S. Fakhran, B. F. t. Branstetter, and D. A. Pryma, “Parathyroid imaging,” Neuroimaging Clin. N. Am., 18 (3), 537 –549 (2008). Google Scholar


A. Mahadevan-Jansen, M. F. Mitchell, N. Ramanujam, U. Utzinger, and R. Richards-Kortum, “Development of a fiber optic probe to measure NIR Raman spectra of cervical tissue in vivo,” Photochem. Photobiol., 68 (3), 427 –431 (1998). Google Scholar


J. R. Lakowicz, “Fluorophores,” Principles of Fluorescence Spectroscopy, 63 –95 Springer, New York (2006). Google Scholar

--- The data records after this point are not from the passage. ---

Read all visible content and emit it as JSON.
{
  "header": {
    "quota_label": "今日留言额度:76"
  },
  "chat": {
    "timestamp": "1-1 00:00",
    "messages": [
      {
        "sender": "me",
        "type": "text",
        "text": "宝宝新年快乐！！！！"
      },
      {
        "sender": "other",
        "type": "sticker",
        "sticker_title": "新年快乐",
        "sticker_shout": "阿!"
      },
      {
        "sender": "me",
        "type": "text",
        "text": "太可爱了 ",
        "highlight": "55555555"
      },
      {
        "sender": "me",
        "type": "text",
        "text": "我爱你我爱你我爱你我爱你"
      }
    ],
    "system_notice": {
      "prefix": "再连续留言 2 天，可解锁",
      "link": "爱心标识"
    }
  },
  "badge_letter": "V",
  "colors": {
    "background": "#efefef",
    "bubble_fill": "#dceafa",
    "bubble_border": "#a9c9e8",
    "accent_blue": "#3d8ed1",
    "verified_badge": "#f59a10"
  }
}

C. Paras, M. Keller, L. White, J. Whisenant, N. Gasparino, J. Phay, A. Mahadevan-Jansen, “Optical guidance of endocrine surgery (7169-59),” (2009). Google Scholar


E. Tanaka, H. S. Choi, H. Fujii, M. G. Bawendi, and J. V. Frangioni, “Image-guided oncologic surgery using invisible light: completed pre-clinical development for sentinel lymph node mapping,” Ann. Surg. Oncol., 13 (12), 1671 –1681 (2006). Google Scholar

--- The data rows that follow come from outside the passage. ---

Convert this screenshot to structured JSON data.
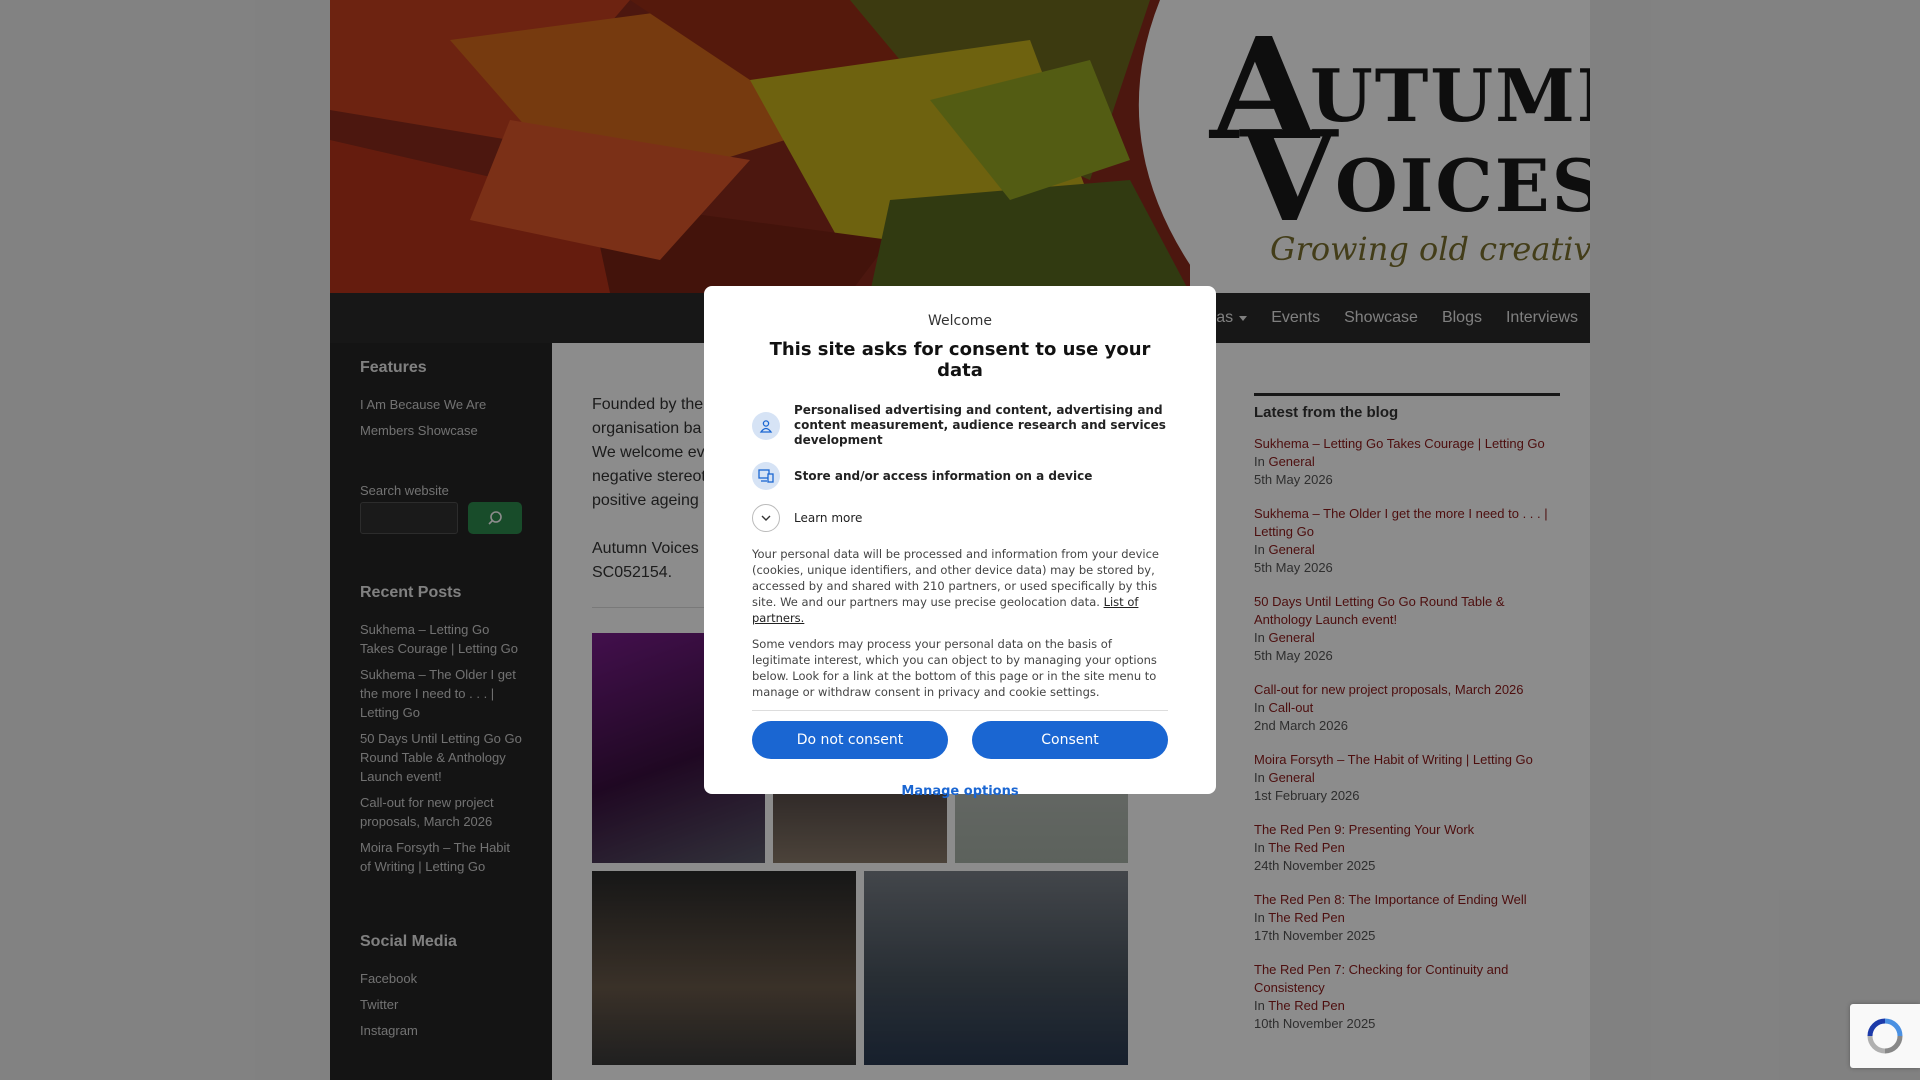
{
  "header": {
    "logo_line1_initial": "A",
    "logo_line1_rest": "UTUMN",
    "logo_line2_initial": "V",
    "logo_line2_rest": "OICES",
    "tagline": "Growing old creatively"
  },
  "nav": {
    "items": [
      {
        "label": "as",
        "has_caret": true
      },
      {
        "label": "Events"
      },
      {
        "label": "Showcase"
      },
      {
        "label": "Blogs"
      },
      {
        "label": "Interviews"
      }
    ]
  },
  "left_sidebar": {
    "features_heading": "Features",
    "features": [
      "I Am Because We Are",
      "Members Showcase"
    ],
    "search_label": "Search website",
    "recent_heading": "Recent Posts",
    "recent": [
      "Sukhema – Letting Go Takes Courage | Letting Go",
      "Sukhema – The Older I get the more I need to . . . | Letting Go",
      "50 Days Until Letting Go Go Round Table & Anthology Launch event!",
      "Call-out for new project proposals, March 2026",
      "Moira Forsyth – The Habit of Writing | Letting Go"
    ],
    "social_heading": "Social Media",
    "social": [
      "Facebook",
      "Twitter",
      "Instagram"
    ]
  },
  "main": {
    "para1_lines": [
      "Founded by the",
      "organisation ba",
      "We welcome ev",
      "negative stereot",
      "positive ageing a"
    ],
    "para2_lines": [
      "Autumn Voices i",
      "SC052154."
    ]
  },
  "right_sidebar": {
    "heading": "Latest from the blog",
    "in_label": "In",
    "posts": [
      {
        "title": "Sukhema – Letting Go Takes Courage | Letting Go",
        "category": "General",
        "date": "5th May 2026"
      },
      {
        "title": "Sukhema – The Older I get the more I need to . . . | Letting Go",
        "category": "General",
        "date": "5th May 2026"
      },
      {
        "title": "50 Days Until Letting Go Go Round Table & Anthology Launch event!",
        "category": "General",
        "date": "5th May 2026"
      },
      {
        "title": "Call-out for new project proposals, March 2026",
        "category": "Call-out",
        "date": "2nd March 2026"
      },
      {
        "title": "Moira Forsyth – The Habit of Writing | Letting Go",
        "category": "General",
        "date": "1st February 2026"
      },
      {
        "title": "The Red Pen 9: Presenting Your Work",
        "category": "The Red Pen",
        "date": "24th November 2025"
      },
      {
        "title": "The Red Pen 8: The Importance of Ending Well",
        "category": "The Red Pen",
        "date": "17th November 2025"
      },
      {
        "title": "The Red Pen 7: Checking for Continuity and Consistency",
        "category": "The Red Pen",
        "date": "10th November 2025"
      }
    ]
  },
  "consent": {
    "welcome": "Welcome",
    "title": "This site asks for consent to use your data",
    "purpose1": "Personalised advertising and content, advertising and content measurement, audience research and services development",
    "purpose2": "Store and/or access information on a device",
    "learn_more": "Learn more",
    "body1": "Your personal data will be processed and information from your device (cookies, unique identifiers, and other device data) may be stored by, accessed by and shared with 210 partners, or used specifically by this site. We and our partners may use precise geolocation data.",
    "partners_link": "List of partners.",
    "body2": "Some vendors may process your personal data on the basis of legitimate interest, which you can object to by managing your options below. Look for a link at the bottom of this page or in the site menu to manage or withdraw consent in privacy and cookie settings.",
    "do_not_consent": "Do not consent",
    "consent": "Consent",
    "manage_options": "Manage options"
  },
  "colors": {
    "accent_blue": "#1a66d2",
    "link_red": "#8c1a1a",
    "sidebar_dark": "#262626",
    "search_green": "#2d8a4e"
  },
  "icons": {
    "person": "person-icon",
    "device": "device-icon",
    "chevron": "chevron-down-icon",
    "search": "search-icon",
    "recaptcha": "recaptcha-icon"
  }
}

J. V. Frangioni, “In vivo near-infrared fluorescence imaging,” Curr. Opin. Chem. Biol., 7 (5), 626 –634 (2003). Google Scholar


S. G. Demos, R. Bold, R. V. White, and R. Ramsamooj, “Investigation of near-infrared autofluorescence imaging for the detection of breast cancer,” IEEE J. Sel. Top. Quantum Electron., 11 (4), 791 –798 (2005). Google Scholar


X. Han, H. Lui, D. I. McLean, and H. Zeng, “Near-infrared autofluorescence imaging of cutaneous melanins and human skin in vivo,” J. Biomed. Opt., 14 (2), 024017 (2009). Google Scholar


C. N. Keilhauer and F. C. Delori, “Near-infrared autofluorescence imaging of the fundus: visualization of ocular melanin,” Invest. Ophthalmol. Visual Sci., 47 (8), 3556 –3564 (2006). Google Scholar


X. Shao, W. Zheng, and Z. Huang, “Near-infrared autofluorescence imaging for colonic cancer detection,” Proc. SPIE, 7634 76340B (2009). Google Scholar


K. Das, N. Stone, C. Kendall, C. Fowler, and J. Christie-Brown, “Raman spectroscopy of parathyroid tissue pathology,” Lasers Med. Sci., 21 (4), 192 –197 (2006). Google Scholar
©(2011) Society of Photo-Optical Instrumentation Engineers (SPIE)
Constantine Paras, Matthew Keller, Anita Mahadevan-Jansen, Lisa White, and John Phay "Near-infrared autofluorescence for the detection of parathyroid glands," Journal of Biomedical Optics 16(6), 067012 (1 June 2011).
Published: 1 June 2011

Back to Top